    The settlement, lodged today in U.S. District Court for the Eastern District of Missouri, is subject to a 30-day public comment period and court approval.

    In a statement, MSD officials said all parties in the lawsuit “have worked hard and showed great understanding to reach an agreement that continues to ensure the public’s health and safety, protects our St. Louis area waterways from unnecessary sewer overflows, and allows for robust investment in our region’s infrastructure and local economy.”

    The statement notes MSD has spent $2.3 billion over the past two decades to eliminate more than 300 sewer overflows and that the consent decree “reflects the understanding that there has never been any question about the need for continued work to upgrade and modernize the nation’s fourth largest sewer system.

    “Rather, the true question is how quickly this work is completed, which is the driver behind continued increases in monthly sewer bills.  While $4.7 billion over 23 years is a very fair agreement when compared to the dozens of other cities across the nation that have been sued by the federal government, the fact remains that this is billions of dollars that will come from the pocketbook of St. Louis ratepayers – with little to no state or federal assistance – and will be unavailable for other critical needs in our community.

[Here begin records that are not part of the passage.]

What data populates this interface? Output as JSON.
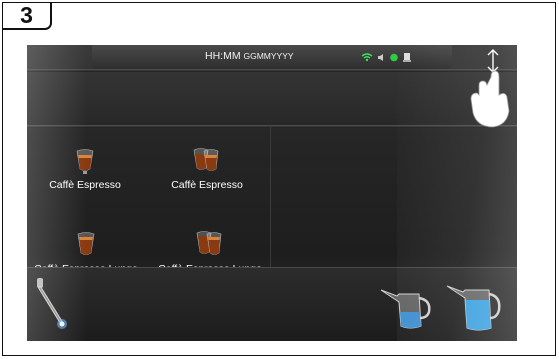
{
  "step": {
    "number": "3"
  },
  "status_bar": {
    "time": "HH:MM",
    "date": "GGMMYYYY",
    "icons": [
      "wifi-icon",
      "sound-icon",
      "status-dot-icon",
      "card-icon"
    ]
  },
  "beverages": [
    {
      "label": "Caffè Espresso"
    },
    {
      "label": "Caffè Espresso"
    },
    {
      "label": "Caffè Espresso Lungo"
    },
    {
      "label": "Caffè Espresso Lungo"
    }
  ],
  "bottom_controls": [
    "steam-wand-icon",
    "hot-milk-jug-icon",
    "hot-water-jug-icon"
  ],
  "gesture": {
    "icon": "swipe-hand-icon"
  },
  "colors": {
    "screen_bg": "#262626",
    "status_green": "#2ecc40",
    "water_blue": "#3aa0e0",
    "frame": "#111111"
  }
}
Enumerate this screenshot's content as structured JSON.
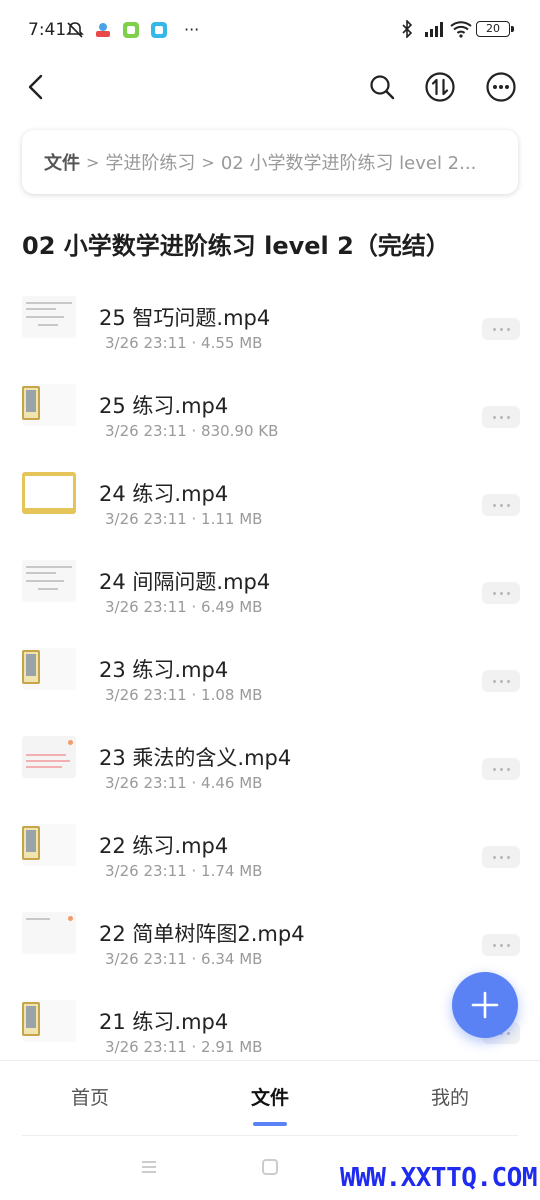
{
  "status_bar": {
    "time": "7:41",
    "more": "···",
    "battery": "20",
    "icons": [
      "mute-icon",
      "app-icon",
      "wechat-icon",
      "app2-icon",
      "bluetooth-icon",
      "signal-icon",
      "wifi-icon",
      "battery-icon"
    ]
  },
  "header": {
    "icons": [
      "back-icon",
      "search-icon",
      "transfer-icon",
      "more-icon"
    ]
  },
  "breadcrumb": {
    "items": [
      "文件",
      "学进阶练习",
      "02 小学数学进阶练习 level 2..."
    ],
    "separator": ">"
  },
  "page_title": "02 小学数学进阶练习 level 2（完结）",
  "files": [
    {
      "name": "25 智巧问题.mp4",
      "date": "3/26 23:11",
      "size": "4.55 MB",
      "thumb": "doc"
    },
    {
      "name": "25 练习.mp4",
      "date": "3/26 23:11",
      "size": "830.90 KB",
      "thumb": "tab"
    },
    {
      "name": "24 练习.mp4",
      "date": "3/26 23:11",
      "size": "1.11 MB",
      "thumb": "yellow"
    },
    {
      "name": "24 间隔问题.mp4",
      "date": "3/26 23:11",
      "size": "6.49 MB",
      "thumb": "doc"
    },
    {
      "name": "23 练习.mp4",
      "date": "3/26 23:11",
      "size": "1.08 MB",
      "thumb": "tab"
    },
    {
      "name": "23 乘法的含义.mp4",
      "date": "3/26 23:11",
      "size": "4.46 MB",
      "thumb": "pink"
    },
    {
      "name": "22 练习.mp4",
      "date": "3/26 23:11",
      "size": "1.74 MB",
      "thumb": "tab"
    },
    {
      "name": "22 简单树阵图2.mp4",
      "date": "3/26 23:11",
      "size": "6.34 MB",
      "thumb": "dot"
    },
    {
      "name": "21 练习.mp4",
      "date": "3/26 23:11",
      "size": "2.91 MB",
      "thumb": "tab"
    }
  ],
  "meta_separator": "·",
  "bottom_nav": {
    "items": [
      "首页",
      "文件",
      "我的"
    ],
    "active": "文件"
  },
  "watermark": "WWW.XXTTQ.COM",
  "colors": {
    "accent": "#5a82f4",
    "watermark": "#1f2cf0"
  }
}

    “Beyond the regulatory issues, the St. Louis sewer system – like much of the infrastructure in our region – is very old and in need of investment and upgrades,” the district stated. “As MSD works to implement the consent decree, we will seek to highlight the need for renewed investment in all types of infrastructure, so that future generations may reap the same, if not greater, benefits that current and past generations have enjoyed.”

    A copy of the consent decree and its appendices is available at

    .

    Copies of the document also are available by mailing a request to the Consent Decree Library, U.S. Department of Justice, P.O. Box 7611, Washington,D.C. 20044-7611. When requesting a copy by mail, enclose a check payable to the U.S. Treasury in the amount of $29.25 (25 cents per page reproduction cost).

    A copy may also be obtained by emailing or faxing a request to Tonia Fleetwood at tonia.fleetwood@usdoj.gov or (202) 514-0097. A check for $29.25 for the reproduction cost must also be mailed to the Consent Decree Library.

    The Department of Justice is now receiving comments relating to the consent decree. Comments will be accepted through Sept. 9.

    Comments should be addressed to the Assistant Attorney General, Environmental and Natural Resources Division. Comments can either be emailed to pubcomment-ees.enrd@usdoj.gov or mailed to U.S. Department of Justice, P.O. Box 7611, Washington,D.C. 20044-7611.

    The comments should refer to “United States, et. al v.Metropolitan St.Louis Sewer District, D.J. Ref. 90-5-1-1-08111.”

      South St. Louis County News
      Department of Justice, MSD announce settlement